▶ [What the task requires] The complete listing goes into the output exactly, without its pictures.

▶ [Available data]
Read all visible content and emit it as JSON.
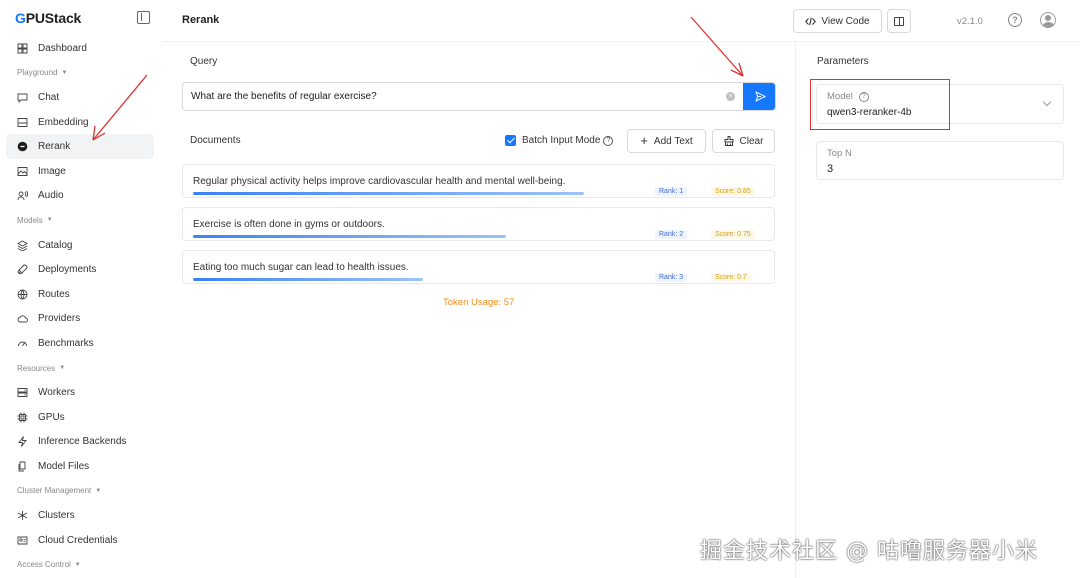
{
  "brand": {
    "prefix": "G",
    "rest": "PUStack"
  },
  "sidebar": {
    "items": [
      {
        "type": "item",
        "label": "Dashboard",
        "icon": "dashboard-icon"
      },
      {
        "type": "group",
        "label": "Playground"
      },
      {
        "type": "item",
        "label": "Chat",
        "icon": "chat-icon"
      },
      {
        "type": "item",
        "label": "Embedding",
        "icon": "embedding-icon"
      },
      {
        "type": "item",
        "label": "Rerank",
        "icon": "rerank-icon",
        "active": true
      },
      {
        "type": "item",
        "label": "Image",
        "icon": "image-icon"
      },
      {
        "type": "item",
        "label": "Audio",
        "icon": "audio-icon"
      },
      {
        "type": "group",
        "label": "Models"
      },
      {
        "type": "item",
        "label": "Catalog",
        "icon": "catalog-icon"
      },
      {
        "type": "item",
        "label": "Deployments",
        "icon": "rocket-icon"
      },
      {
        "type": "item",
        "label": "Routes",
        "icon": "globe-icon"
      },
      {
        "type": "item",
        "label": "Providers",
        "icon": "cloud-icon"
      },
      {
        "type": "item",
        "label": "Benchmarks",
        "icon": "gauge-icon"
      },
      {
        "type": "group",
        "label": "Resources"
      },
      {
        "type": "item",
        "label": "Workers",
        "icon": "server-icon"
      },
      {
        "type": "item",
        "label": "GPUs",
        "icon": "chip-icon"
      },
      {
        "type": "item",
        "label": "Inference Backends",
        "icon": "bolt-icon"
      },
      {
        "type": "item",
        "label": "Model Files",
        "icon": "files-icon"
      },
      {
        "type": "group",
        "label": "Cluster Management"
      },
      {
        "type": "item",
        "label": "Clusters",
        "icon": "cluster-icon"
      },
      {
        "type": "item",
        "label": "Cloud Credentials",
        "icon": "credential-icon"
      },
      {
        "type": "group",
        "label": "Access Control"
      }
    ]
  },
  "header": {
    "title": "Rerank",
    "view_code_label": "View Code",
    "version": "v2.1.0"
  },
  "query": {
    "label": "Query",
    "value": "What are the benefits of regular exercise?"
  },
  "documents": {
    "label": "Documents",
    "batch_label": "Batch Input Mode",
    "batch_checked": true,
    "add_text_label": "Add Text",
    "clear_label": "Clear",
    "items": [
      {
        "text": "Regular physical activity helps improve cardiovascular health and mental well-being.",
        "rank": "Rank: 1",
        "score": "Score: 0.85",
        "score_value": 0.85
      },
      {
        "text": "Exercise is often done in gyms or outdoors.",
        "rank": "Rank: 2",
        "score": "Score: 0.75",
        "score_value": 0.68
      },
      {
        "text": "Eating too much sugar can lead to health issues.",
        "rank": "Rank: 3",
        "score": "Score: 0.7",
        "score_value": 0.5
      }
    ]
  },
  "token_usage": "Token Usage: 57",
  "parameters": {
    "label": "Parameters",
    "model_label": "Model",
    "model_value": "qwen3-reranker-4b",
    "topn_label": "Top N",
    "topn_value": "3"
  },
  "watermark": "掘金技术社区 @ 咕噜服务器小米",
  "colors": {
    "accent": "#1677ff",
    "annotation": "#e03131",
    "token": "#fa8c16"
  }
}
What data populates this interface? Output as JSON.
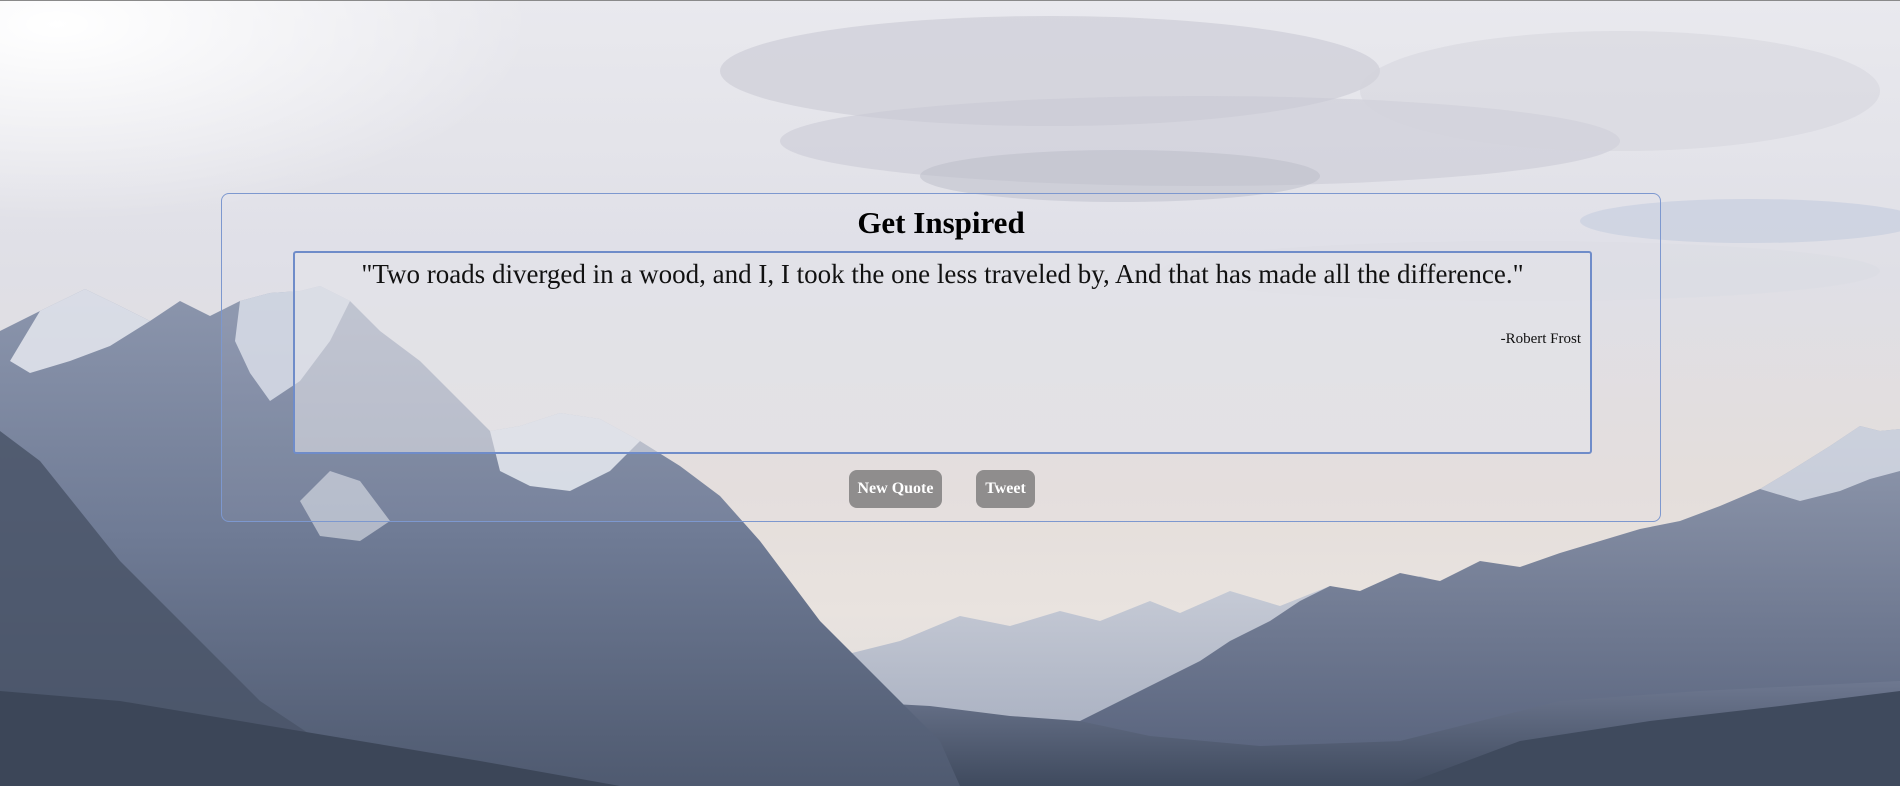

▶ [Completed exercise]
Read all visible content and emit it as JSON.
{
  "brand": {
    "prefix": "G",
    "rest": "PUStack"
  },
  "sidebar": {
    "items": [
      {
        "type": "item",
        "label": "Dashboard",
        "icon": "dashboard-icon"
      },
      {
        "type": "group",
        "label": "Playground"
      },
      {
        "type": "item",
        "label": "Chat",
        "icon": "chat-icon"
      },
      {
        "type": "item",
        "label": "Embedding",
        "icon": "embedding-icon"
      },
      {
        "type": "item",
        "label": "Rerank",
        "icon": "rerank-icon",
        "active": true
      },
      {
        "type": "item",
        "label": "Image",
        "icon": "image-icon"
      },
      {
        "type": "item",
        "label": "Audio",
        "icon": "audio-icon"
      },
      {
        "type": "group",
        "label": "Models"
      },
      {
        "type": "item",
        "label": "Catalog",
        "icon": "catalog-icon"
      },
      {
        "type": "item",
        "label": "Deployments",
        "icon": "rocket-icon"
      },
      {
        "type": "item",
        "label": "Routes",
        "icon": "globe-icon"
      },
      {
        "type": "item",
        "label": "Providers",
        "icon": "cloud-icon"
      },
      {
        "type": "item",
        "label": "Benchmarks",
        "icon": "gauge-icon"
      },
      {
        "type": "group",
        "label": "Resources"
      },
      {
        "type": "item",
        "label": "Workers",
        "icon": "server-icon"
      },
      {
        "type": "item",
        "label": "GPUs",
        "icon": "chip-icon"
      },
      {
        "type": "item",
        "label": "Inference Backends",
        "icon": "bolt-icon"
      },
      {
        "type": "item",
        "label": "Model Files",
        "icon": "files-icon"
      },
      {
        "type": "group",
        "label": "Cluster Management"
      },
      {
        "type": "item",
        "label": "Clusters",
        "icon": "cluster-icon"
      },
      {
        "type": "item",
        "label": "Cloud Credentials",
        "icon": "credential-icon"
      },
      {
        "type": "group",
        "label": "Access Control"
      }
    ]
  },
  "header": {
    "title": "Rerank",
    "view_code_label": "View Code",
    "version": "v2.1.0"
  },
  "query": {
    "label": "Query",
    "value": "What are the benefits of regular exercise?"
  },
  "documents": {
    "label": "Documents",
    "batch_label": "Batch Input Mode",
    "batch_checked": true,
    "add_text_label": "Add Text",
    "clear_label": "Clear",
    "items": [
      {
        "text": "Regular physical activity helps improve cardiovascular health and mental well-being.",
        "rank": "Rank: 1",
        "score": "Score: 0.85",
        "score_value": 0.85
      },
      {
        "text": "Exercise is often done in gyms or outdoors.",
        "rank": "Rank: 2",
        "score": "Score: 0.75",
        "score_value": 0.68
      },
      {
        "text": "Eating too much sugar can lead to health issues.",
        "rank": "Rank: 3",
        "score": "Score: 0.7",
        "score_value": 0.5
      }
    ]
  },
  "token_usage": "Token Usage: 57",
  "parameters": {
    "label": "Parameters",
    "model_label": "Model",
    "model_value": "qwen3-reranker-4b",
    "topn_label": "Top N",
    "topn_value": "3"
  },
  "watermark": "掘金技术社区 @ 咕噜服务器小米",
  "colors": {
    "accent": "#1677ff",
    "annotation": "#e03131",
    "token": "#fa8c16"
  }
}
What data populates this interface? Output as JSON.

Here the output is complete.